German former professional cyclist Jan Ullrich may lose his Sydney Olympic medals after recently confessing to blood doping, according to a report from AFP.
Ullrich admitted to blood doping in an an interview with German weekly Focus on Monday, saying he “had access to treatment from [Eufemiano] Fuentes”, the Spanish doctor at the heart of the 2006 Operacion Puerto investigation. In April, Fuentes was sentenced to a year in jail for performing blood transfusions on cyclists.
“At that time, nearly everyone was using doping substances and I used nothing that the others were not using,” Ullrich said, but insisted he had used no substances other than his own blood.
As a result, he could be stripped of his road race gold medal and time trial silver medal from the 2000 Sydney Olympics, according to Thomas Bach, president of the German Olympic Federation and a vice president of the International Olympic Committee.
“We’ll check everything again carefully and meticulously,” Bach told German daily Die Welt.
Bach said Ullrich’s “so-called confession was nothing more than confirmation of facts that have already been held in Sports court rulings and in court cases. However, we will look again at exactly where the starting point was.”
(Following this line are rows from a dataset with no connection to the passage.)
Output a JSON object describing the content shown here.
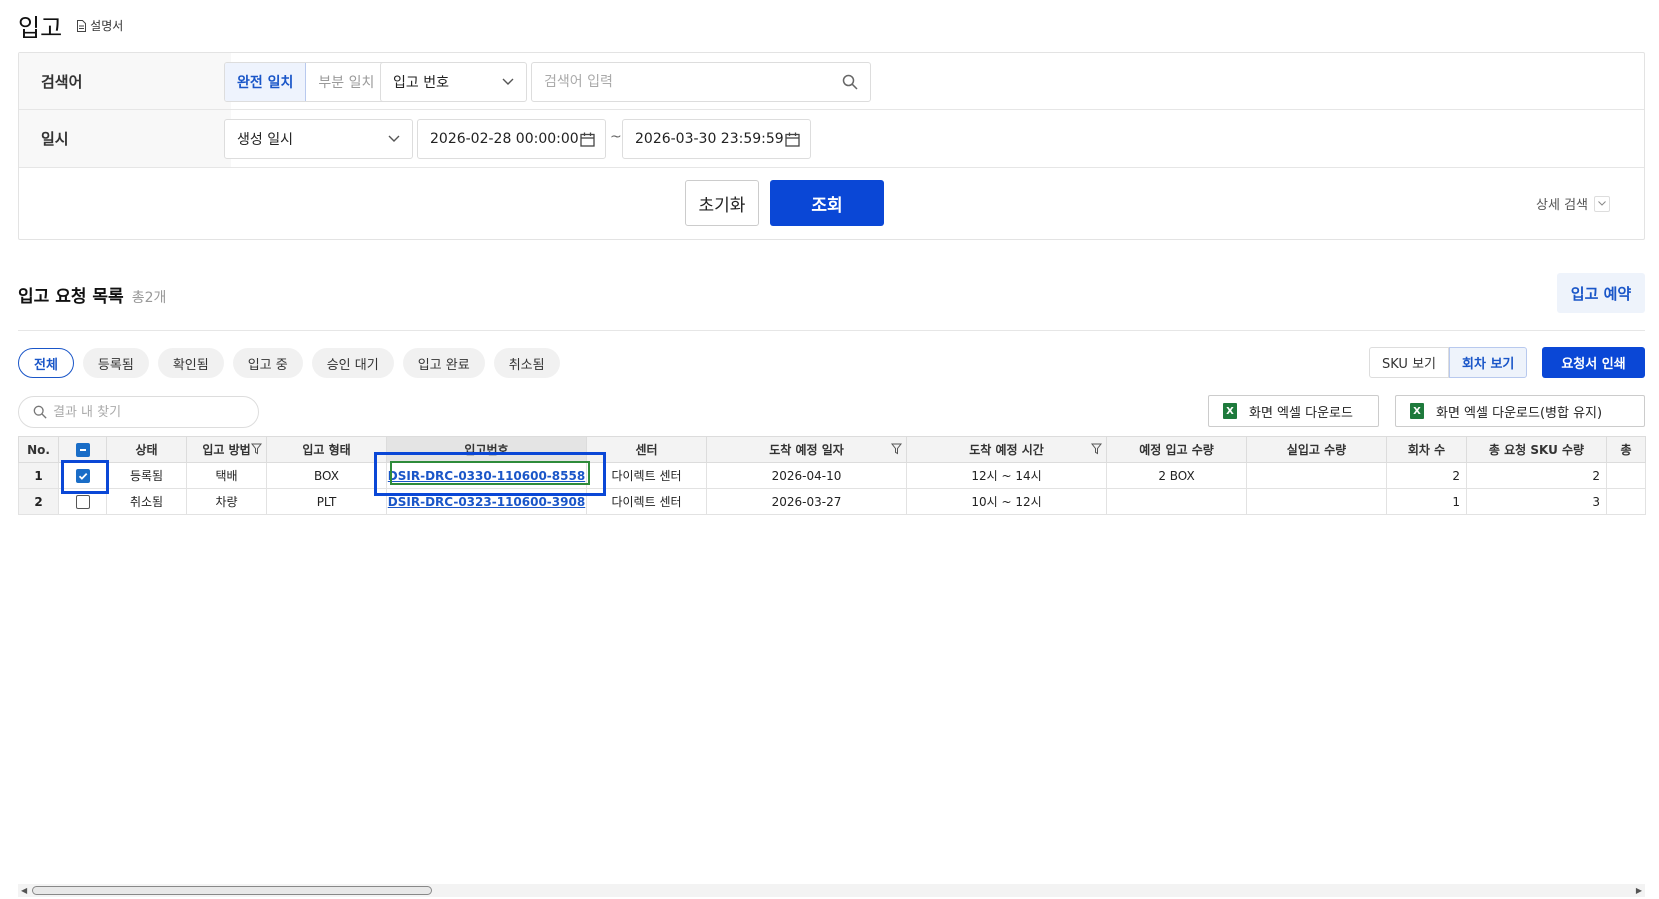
{
  "page": {
    "title": "입고",
    "manual_label": "설명서"
  },
  "search": {
    "keyword_label": "검색어",
    "match_exact": "완전 일치",
    "match_partial": "부분 일치",
    "field_select": "입고 번호",
    "keyword_placeholder": "검색어 입력",
    "date_label": "일시",
    "date_type_select": "생성 일시",
    "date_from": "2026-02-28 00:00:00",
    "date_sep": "~",
    "date_to": "2026-03-30 23:59:59",
    "reset_label": "초기화",
    "submit_label": "조회",
    "advanced_label": "상세 검색"
  },
  "list": {
    "title": "입고 요청 목록",
    "count": "총2개",
    "reserve_label": "입고 예약",
    "status_tabs": [
      "전체",
      "등록됨",
      "확인됨",
      "입고 중",
      "승인 대기",
      "입고 완료",
      "취소됨"
    ],
    "active_tab": "전체",
    "view_sku": "SKU 보기",
    "view_round": "회차 보기",
    "print_label": "요청서 인쇄",
    "result_search_placeholder": "결과 내 찾기",
    "excel_download": "화면 엑셀 다운로드",
    "excel_download_merge": "화면 엑셀 다운로드(병합 유지)"
  },
  "table": {
    "columns": [
      "No.",
      "",
      "상태",
      "입고 방법",
      "입고 형태",
      "입고번호",
      "센터",
      "도착 예정 일자",
      "도착 예정 시간",
      "예정 입고 수량",
      "실입고 수량",
      "회차 수",
      "총 요청 SKU 수량",
      "총"
    ],
    "rows": [
      {
        "no": "1",
        "checked": true,
        "status": "등록됨",
        "method": "택배",
        "type": "BOX",
        "number": "DSIR-DRC-0330-110600-8558",
        "center": "다이렉트 센터",
        "arrival_date": "2026-04-10",
        "arrival_time": "12시 ~ 14시",
        "expected_qty": "2 BOX",
        "actual_qty": "",
        "rounds": "2",
        "sku_qty": "2"
      },
      {
        "no": "2",
        "checked": false,
        "status": "취소됨",
        "method": "차량",
        "type": "PLT",
        "number": "DSIR-DRC-0323-110600-3908",
        "center": "다이렉트 센터",
        "arrival_date": "2026-03-27",
        "arrival_time": "10시 ~ 12시",
        "expected_qty": "",
        "actual_qty": "",
        "rounds": "1",
        "sku_qty": "3"
      }
    ]
  },
  "colors": {
    "primary": "#0a47d6",
    "link": "#1a56c8",
    "excel_green": "#1e7a3c",
    "highlight_inner": "#2e8b3a"
  }
}
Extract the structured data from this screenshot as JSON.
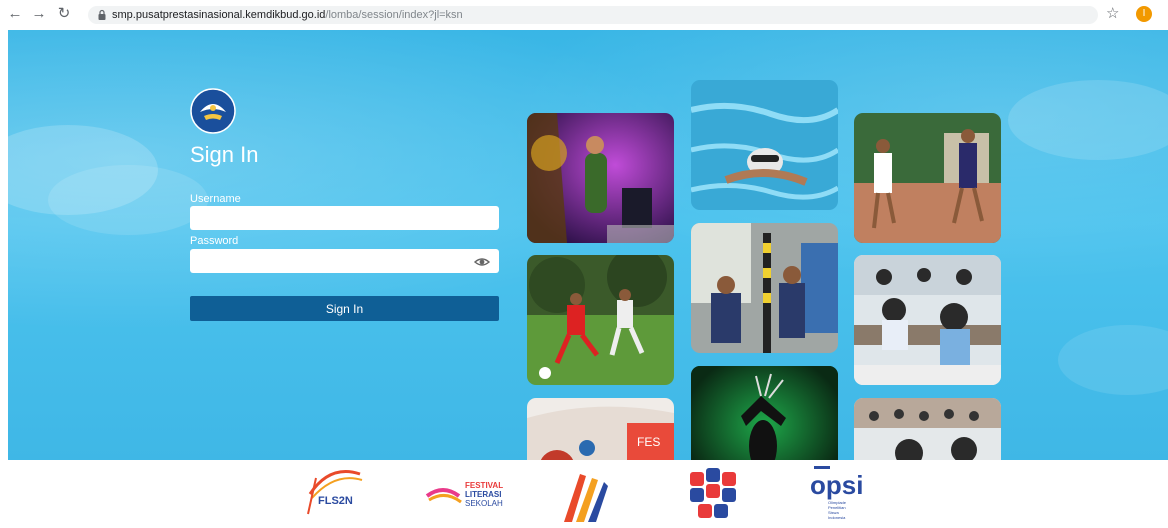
{
  "browser": {
    "url_host": "smp.pusatprestasinasional.kemdikbud.go.id",
    "url_path": "/lomba/session/index?jl=ksn",
    "profile_initial": "I"
  },
  "login": {
    "title": "Sign In",
    "username_label": "Username",
    "username_value": "",
    "password_label": "Password",
    "password_value": "",
    "submit_label": "Sign In"
  },
  "footer": {
    "logos": [
      {
        "name": "FLS2N",
        "text": "FLS2N"
      },
      {
        "name": "Festival Literasi Sekolah",
        "text": [
          "FESTIVAL",
          "LITERASI",
          "SEKOLAH"
        ]
      },
      {
        "name": "O2SN"
      },
      {
        "name": "KSN"
      },
      {
        "name": "OPSI",
        "text": "opsi",
        "subtext": [
          "Olimpiade",
          "Penelitian",
          "Siswa",
          "Indonesia"
        ]
      }
    ]
  },
  "colors": {
    "hero_bg": "#4cc3ee",
    "button": "#0f5f96",
    "profile": "#f29900"
  }
}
According to IOC regulations, an athlete can only be stripped of a medal in the eight years after the event, but that seems to be more of a guideline than a rule. Lance Armstrong’s third place in the 2000 Olympic time trial was cancelled after he confessed to doping in January.
Ullrich losing his medals would put him in some exalted company. As well as Lance Armstrong, top Italian Davide Rebellin lost his 2008 road race silver medal after testing positive for CERA and Tyler Hamilton handed in his 2004 time trial gold medal to the US Anti-Doping Agency in 2011, before being formally stripped of the title in 2012.
Should Ullrich lose his Sydney 2000 title, the gold medal would pass to 2012 Olympic road race champion Alexandre Vinokourov. Vinokourov served a two-year ban from 2007 to 2009 after testing positive for homologous blood doping (taking a transfusion from another person) in the 2007 Tour de France.
Our official grumpy Northerner, John has been riding bikes for over 30 years since discovering as an uncoordinated teen that a sport could be fun if it didn't require you to catch a ball or get in the way of a hulking prop forward.
Road touring was followed by mountain biking and a career racing in the mud that was as brief as it was unsuccessful.
Somewhere along the line came the discovery that he could string a few words together, followed by the even more remarkable discovery that people were mug enough to pay for this rather than expecting him to do an honest day's work. He's pretty certain he's worked for even more bike publications than Mat Brett.
The inevitable 30-something MAMIL transition saw him shift to skinny tyres and these days he lives in Cambridge where the lack of hills is more than made up for by the headwinds.